The Paris climate agreement asks countries to hold the Earth’s temperature to “well below 2°C” and to strive for no more than 1.5°C of warming. It does not explain to the rest of the world what those numbers mean for them.
In the years since the 2015 agreement, a consortium of NGOs has worked to help companies figure out just what their contribution should be. The Science-Based Targets Initiative uses scientific research to translate hard-to-understand global benchmarks into industry- and company-specific targets.
To date, more than 630 companies from 43 countries have signed on. The group is responsible for about 1% of overall climate pollution. If they meet these goals, the companies will cut emissions by almost 30% by 2030—or about half of Spain’s pollution, according to BloombergNEF.
Further reducing corporate emissions (and expanding the SBTI roster to include the financial sector) will be a hot topic during Climate Week in New York later this month.
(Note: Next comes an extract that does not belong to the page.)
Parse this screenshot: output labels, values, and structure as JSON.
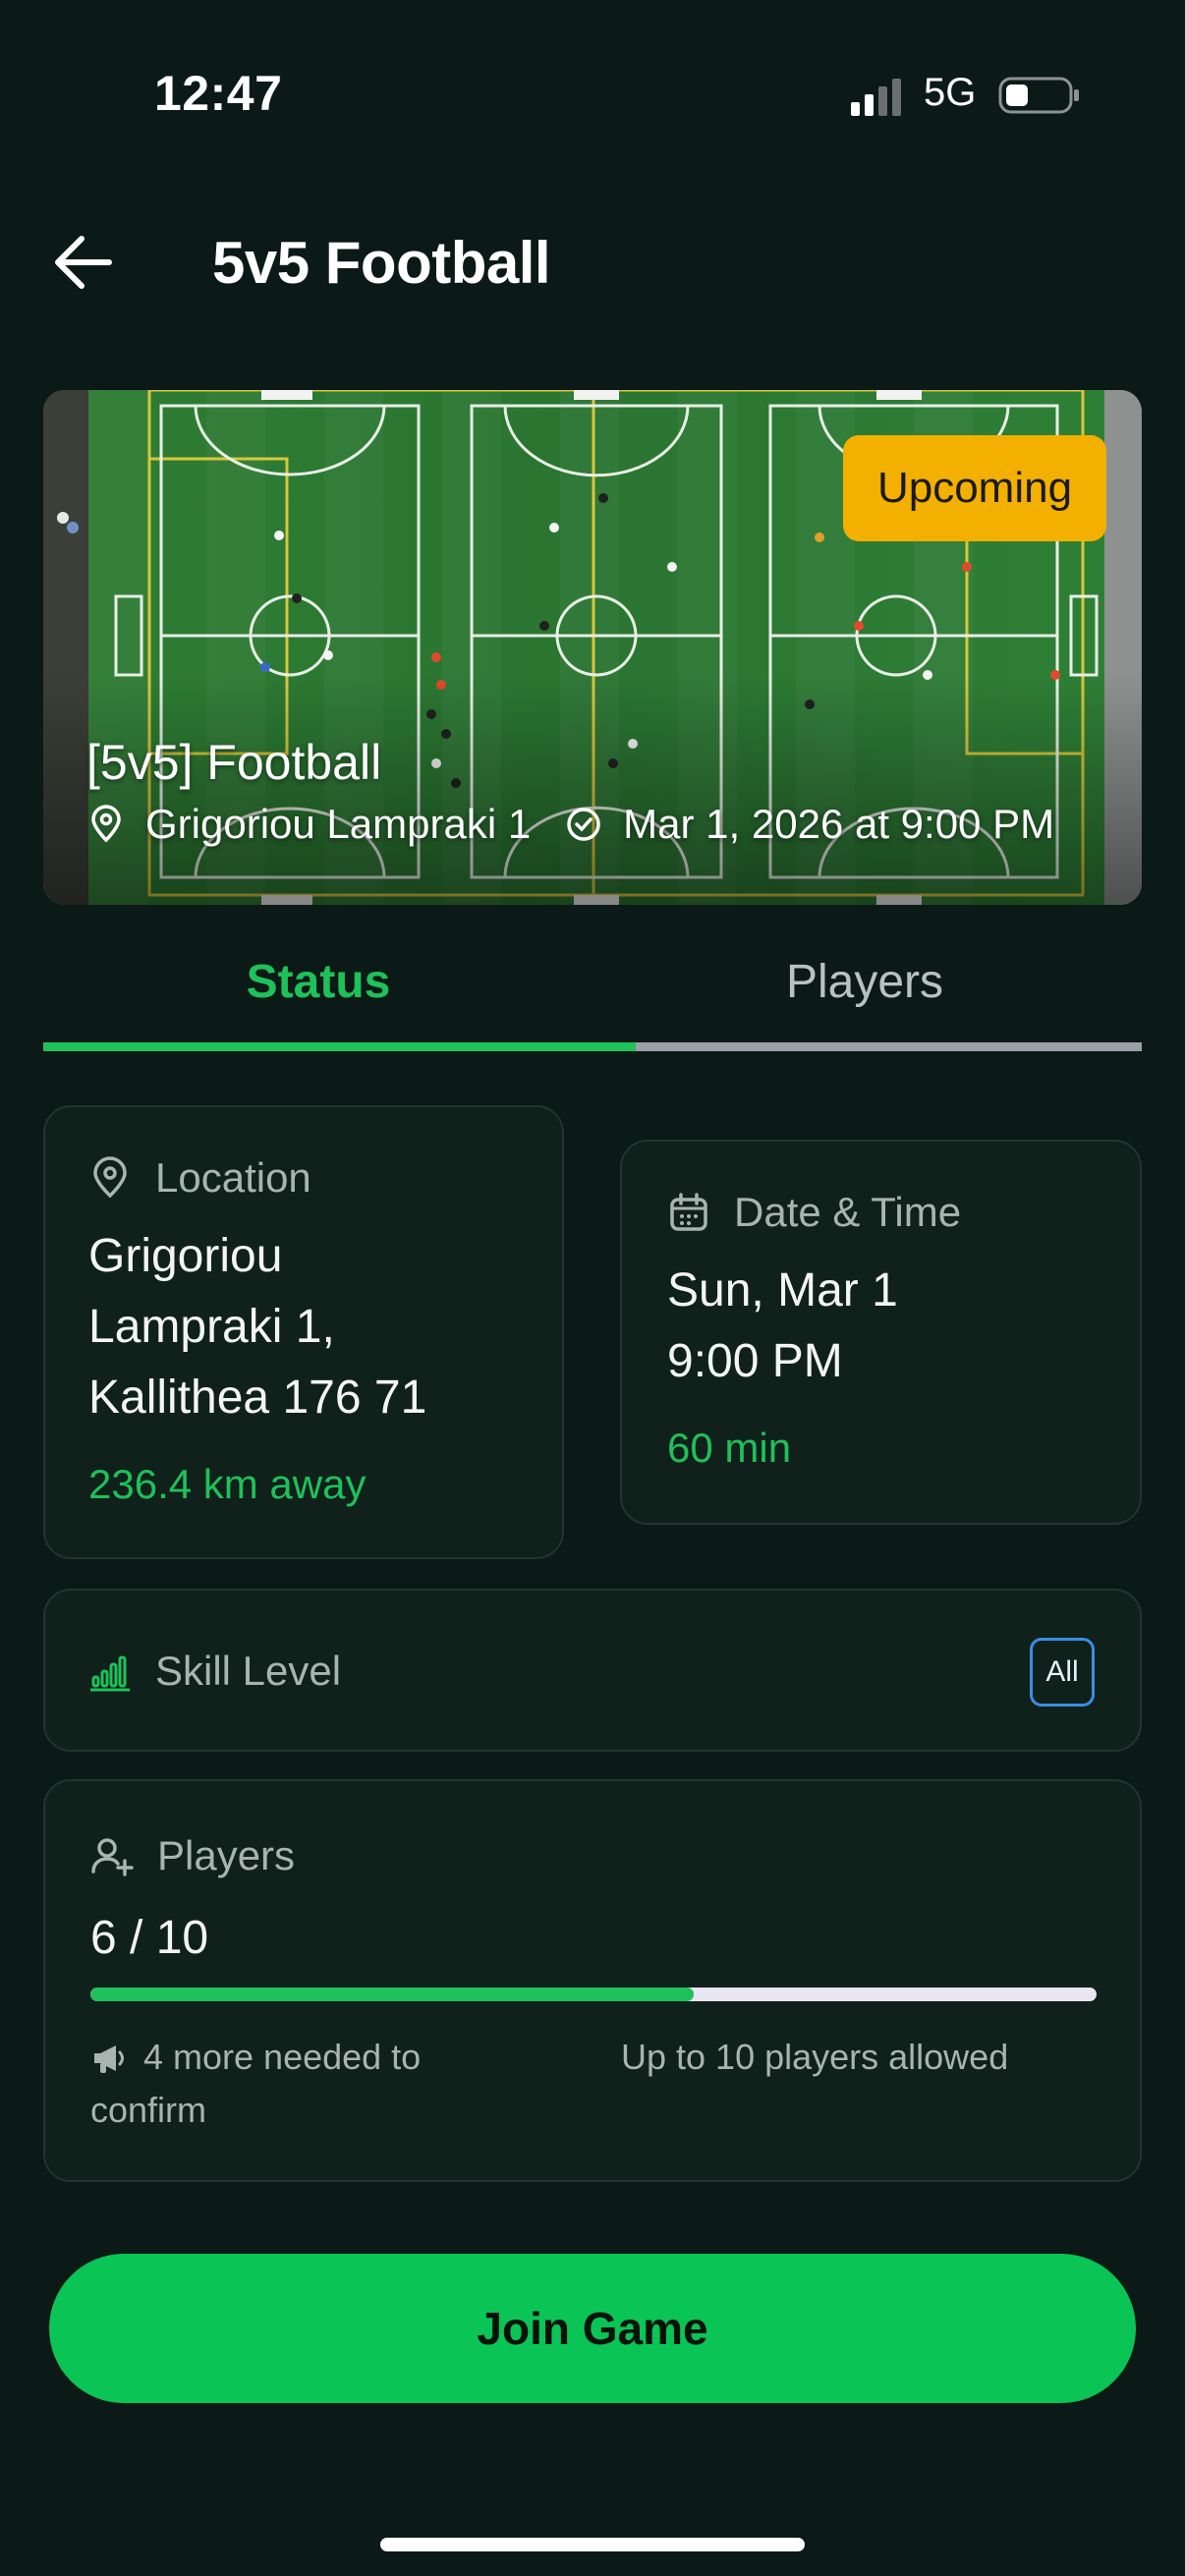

The scientific consensus about what’s needed to control planetary warming has shifted over the past few years. The UN’s Intergovernmental Panel on Climate Change last fall issued an influential report suggesting that humanity must cut emissions even below the Paris targets. Namely, nations need to halve them by 2030 and zero them out by 2050.
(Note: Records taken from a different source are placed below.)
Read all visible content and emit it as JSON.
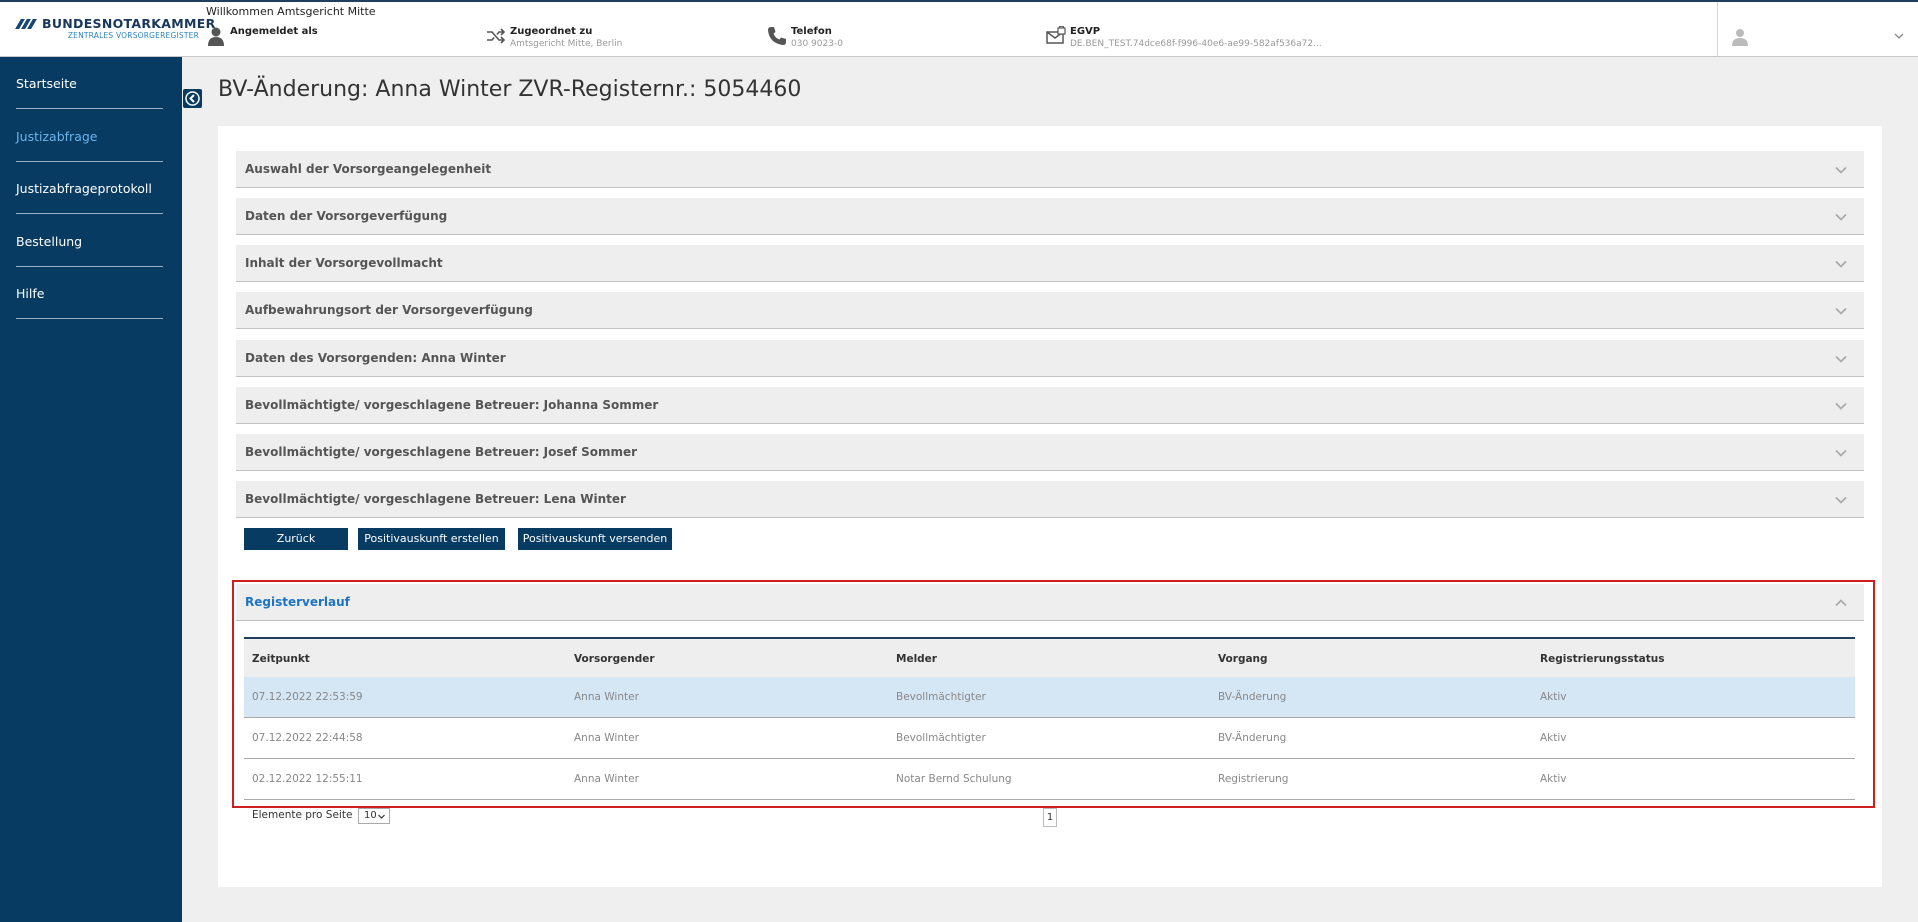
{
  "header": {
    "logo_name": "BUNDESNOTARKAMMER",
    "logo_sub": "ZENTRALES VORSORGEREGISTER",
    "welcome": "Willkommen Amtsgericht Mitte",
    "logged_in_label": "Angemeldet als",
    "logged_in_value": "",
    "assigned_label": "Zugeordnet zu",
    "assigned_value": "Amtsgericht Mitte, Berlin",
    "phone_label": "Telefon",
    "phone_value": "030 9023-0",
    "egvp_label": "EGVP",
    "egvp_value": "DE.BEN_TEST.74dce68f-f996-40e6-ae99-582af536a72..."
  },
  "sidebar": {
    "items": [
      {
        "label": "Startseite"
      },
      {
        "label": "Justizabfrage"
      },
      {
        "label": "Justizabfrageprotokoll"
      },
      {
        "label": "Bestellung"
      },
      {
        "label": "Hilfe"
      }
    ]
  },
  "page": {
    "title": "BV-Änderung: Anna Winter ZVR-Registernr.: 5054460"
  },
  "accordion": [
    {
      "label": "Auswahl der Vorsorgeangelegenheit"
    },
    {
      "label": "Daten der Vorsorgeverfügung"
    },
    {
      "label": "Inhalt der Vorsorgevollmacht"
    },
    {
      "label": "Aufbewahrungsort der Vorsorgeverfügung"
    },
    {
      "label": "Daten des Vorsorgenden: Anna Winter"
    },
    {
      "label": "Bevollmächtigte/ vorgeschlagene Betreuer: Johanna Sommer"
    },
    {
      "label": "Bevollmächtigte/ vorgeschlagene Betreuer: Josef Sommer"
    },
    {
      "label": "Bevollmächtigte/ vorgeschlagene Betreuer: Lena Winter"
    }
  ],
  "buttons": {
    "back": "Zurück",
    "create": "Positivauskunft erstellen",
    "send": "Positivauskunft versenden"
  },
  "register": {
    "title": "Registerverlauf",
    "columns": [
      "Zeitpunkt",
      "Vorsorgender",
      "Melder",
      "Vorgang",
      "Registrierungsstatus"
    ],
    "rows": [
      [
        "07.12.2022 22:53:59",
        "Anna Winter",
        "Bevollmächtigter",
        "BV-Änderung",
        "Aktiv"
      ],
      [
        "07.12.2022 22:44:58",
        "Anna Winter",
        "Bevollmächtigter",
        "BV-Änderung",
        "Aktiv"
      ],
      [
        "02.12.2022 12:55:11",
        "Anna Winter",
        "Notar Bernd Schulung",
        "Registrierung",
        "Aktiv"
      ]
    ]
  },
  "pager": {
    "label": "Elemente pro Seite",
    "page_size": "10",
    "current_page": "1"
  },
  "colors": {
    "brand_navy": "#073b62",
    "active_link": "#6cb4ec",
    "highlight_border": "#cc1f1f",
    "selected_row": "#d5e6f5"
  }
}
“We see companies really responding to the IPCC report and seeing the need to increase their ambition,” said Cynthia Cummis, head of private-sector climate work at World Resources Institute, one of the research groups behind SBTI.
Nestle vowed to zero out its greenhouse-gas impact by 2050, in line with a high-profile “Business Ambition for 1.5°C” pledge that will be featured during Climate Week.
More than two dozen companies in July announced that they’d increased their ambition to match the 1.5°C challenge, including Enel, Iberdrola, Novozymes and Royal DSM. Others, including AstraZeneca, Hewlett Packard Enterprise, Levi Strauss & Co and Unilever, already had 1.5°C commitments.
Companies that “had already set targets, to some extent, were some of the easier ones to convince,” said Bruno Sarda, president of CDP North America, one of the research groups behind the SBTI.
Setting science-based targets requires lots of data, time, judgment and internal political capital on the part of corporate sustainability officers, who often lead initiatives. Of the 634 companies who have committed to such goals, about 235 now have SBTI-approved plans. The SBTI receives funding from member-company fees, along with the Ikea Foundation, UPS Foundation and the We Mean Business Coalition.
Some companies have had difficulty figuring out how to cut what may be the largest contribution to their emissions tally: their supply chains and consumers. Counting and controlling emissions related to materials before they get to a factory and after consumers drive them home (called “scope 3” in the jargon) has been a source of rich discussion.
“For many organisations that are on the fence for setting a target, that’s the place where they get hung up,” Sarda said.
The SBTI is not perfect, according to Katrina White and Kyle Harrison of BloombergNEF, who on Tuesday published a research note on the evolution of corporate climate goals. “The overall methodology remains convoluted,” they wrote. However, the initiative is more credible than arbitrary corporate emissions-cutting goals.
© 2019 Bloomberg L.P.